Although it’s important to be polite and fair to others, you must also be convincing and decisive about your own argument. Sometimes this requires treading a fine line … but it is important for your work to sound confident, and to avoid vague or qualifying statements. One “maybe” or “perhaps” per sentence is plenty!!!!
In addition, be sure not to overestimate the reader’s familiarity with the topic, particularly in the introduction. You may be writing for researchers in a general area, but not all of them will be specialists on your particular topic. As you read through your draft, it may help to imagine such a person … for example, a researcher whom you may have met at conference on your subject, but who worked in a different area. This person was intelligent and had the same general background as you, but knows little about the literature or “tricks” that apply to your particular area of expertise.
Hello Dr. Carter, I am struggling to write my prospectus on the impact of curriculum on developing critical consciousness in adult college students. My institution demands a quantitative approach so I’d do a mixed methodology. Janice H.
Thank you for contacting us at TADA! Thesis and Dissertation Accomplished. I am not exactly sure how to help because I don’t exactly know what aspect of your proposal/prospectus you are struggling with. The Literature Review? If so you might begin by answering the broad questions first and then drill down to your specific research question.

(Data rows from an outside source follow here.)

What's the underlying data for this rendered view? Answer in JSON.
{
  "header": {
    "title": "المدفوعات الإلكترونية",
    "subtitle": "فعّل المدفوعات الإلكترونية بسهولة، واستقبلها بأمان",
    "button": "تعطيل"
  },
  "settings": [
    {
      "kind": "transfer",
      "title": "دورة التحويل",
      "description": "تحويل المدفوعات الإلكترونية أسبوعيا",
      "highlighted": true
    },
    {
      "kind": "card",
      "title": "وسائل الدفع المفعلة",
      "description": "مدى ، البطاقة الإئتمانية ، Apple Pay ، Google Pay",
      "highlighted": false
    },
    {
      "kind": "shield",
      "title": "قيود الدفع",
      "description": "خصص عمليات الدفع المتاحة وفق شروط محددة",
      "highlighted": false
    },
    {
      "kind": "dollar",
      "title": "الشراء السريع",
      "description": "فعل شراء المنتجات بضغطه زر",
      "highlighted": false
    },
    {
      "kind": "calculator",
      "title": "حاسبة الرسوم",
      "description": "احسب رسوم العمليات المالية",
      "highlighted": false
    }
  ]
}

What do already know about the following?
1. Have there been any studies on “the impact of curriculum on X” anything in general.
2. Have there been any studies on “the impact of curriculum on developing critical consciousness “
3. Have there been any studies on “the impact of curriculum on developing critical consciousness in college students ” in general.
4. What do we (experts) already about “the impact of curriculum on developing critical consciousness in adult college students”? i.e. have there been any studies on this particular issue?
When you look at these studies, after you have noted the findings you should also look at the methodology section to see what data set they used. Did they do their own survey? Did they use data from the National Center for Education Statistics (NCES) http://nces.ed.gov/ or U.S. Department of Education http://www.ed.gov/rschstat/landing.jhtml?src=rt
I hope I have answered your question and helped you to move forward.
The leg of the journey is over. I passed my dissertation defense yesterday. It is finished!!!! Thank you for your support and words of encouragement over the years. No one becomes a success alone.
W. Lemon, Ph.D Director DCS/OSES/DNSD
Congratulations, Dr. Lemon!!!!!!!!!!!!!!!!!!!!! Welcome to the club.
Hi I have GREAT news. I had a successful defense on Nov 30th. I am really thankful for the advice and the kind words of encouragement. May God bless you, your family and all those you love. I now have a MA in Early Childhood Special Education. I am going on to the Phd in Special Education also but a strong focus on policy development. … Thank you so much Dr. Carter.
Lenisa, M.A. Early Childhood Special Education
Congratulations on a Job Well done!!!!!! Now you take what you have learned and apply it to pursuing your PhD. Thank you for sharing your great news and for your feedback; it helps to know that I am making a small difference.
Wendy Y. Carter, Ph.D.
About the Author: As a single mother, professor Wendy Y. Carter, Ph.D., completed three masters’ degrees and a PhD. Her motto is a Good Thesis/Dissertation is a Done Thesis/Dissertation. She is the creator of a new innovative interactive resource tool on CD—TADA! Thesis and Dissertation Accomplished. To learn more and sign up for her FREE tips and teleclasses, contact us at firstname.lastname@example.org. Privacy is our policy. TADA™ Finishline does not give out or sell our subscribers’ names or e-mail addresses.